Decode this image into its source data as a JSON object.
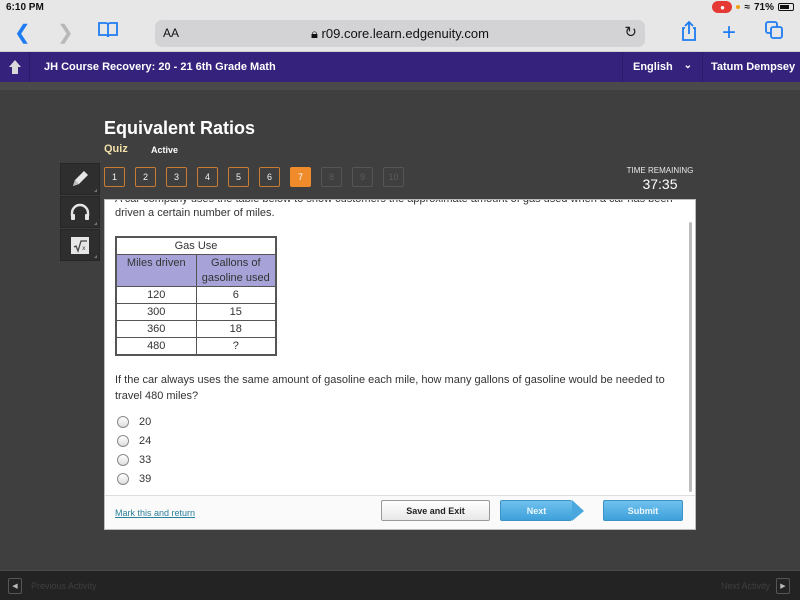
{
  "status_bar": {
    "time": "6:10 PM",
    "battery": "71%"
  },
  "browser": {
    "text_size_label": "AA",
    "url": "r09.core.learn.edgenuity.com"
  },
  "course_bar": {
    "course_title": "JH Course Recovery: 20 - 21 6th Grade Math",
    "language": "English",
    "user_name": "Tatum Dempsey"
  },
  "activity": {
    "title": "Equivalent Ratios",
    "type": "Quiz",
    "status": "Active"
  },
  "question_nav": [
    {
      "label": "1",
      "state": "visited"
    },
    {
      "label": "2",
      "state": "visited"
    },
    {
      "label": "3",
      "state": "visited"
    },
    {
      "label": "4",
      "state": "visited"
    },
    {
      "label": "5",
      "state": "visited"
    },
    {
      "label": "6",
      "state": "visited"
    },
    {
      "label": "7",
      "state": "current"
    },
    {
      "label": "8",
      "state": "disabled"
    },
    {
      "label": "9",
      "state": "disabled"
    },
    {
      "label": "10",
      "state": "disabled"
    }
  ],
  "timer": {
    "label": "TIME REMAINING",
    "value": "37:35"
  },
  "tools": [
    {
      "name": "pencil-tool"
    },
    {
      "name": "audio-tool"
    },
    {
      "name": "formula-tool"
    }
  ],
  "question": {
    "intro_partial": "A car company uses the table below to show customers the approximate amount of gas used when a car has been",
    "intro_continued": "driven a certain number of miles.",
    "table": {
      "caption": "Gas Use",
      "headers": [
        "Miles driven",
        "Gallons of gasoline used"
      ],
      "rows": [
        [
          "120",
          "6"
        ],
        [
          "300",
          "15"
        ],
        [
          "360",
          "18"
        ],
        [
          "480",
          "?"
        ]
      ]
    },
    "prompt": "If the car always uses the same amount of gasoline each mile, how many gallons of gasoline would be needed to travel 480 miles?",
    "choices": [
      "20",
      "24",
      "33",
      "39"
    ]
  },
  "footer": {
    "mark_link": "Mark this and return",
    "save_exit": "Save and Exit",
    "next": "Next",
    "submit": "Submit"
  },
  "bottom_bar": {
    "previous": "Previous Activity",
    "next": "Next Activity"
  }
}
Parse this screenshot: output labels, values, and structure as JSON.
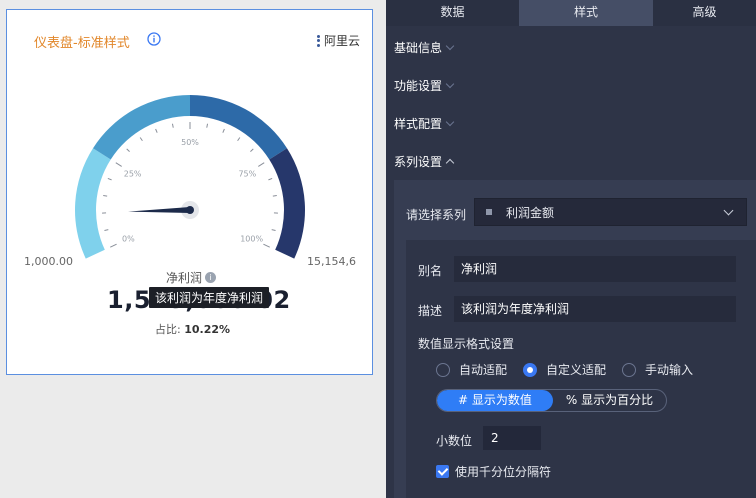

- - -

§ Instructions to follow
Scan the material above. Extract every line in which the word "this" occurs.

§ Output below
Decode this image into its source data as a JSON object.
    "mark_link": "Mark this and return",
Parse this screenshot: output labels, values, and structure as JSON.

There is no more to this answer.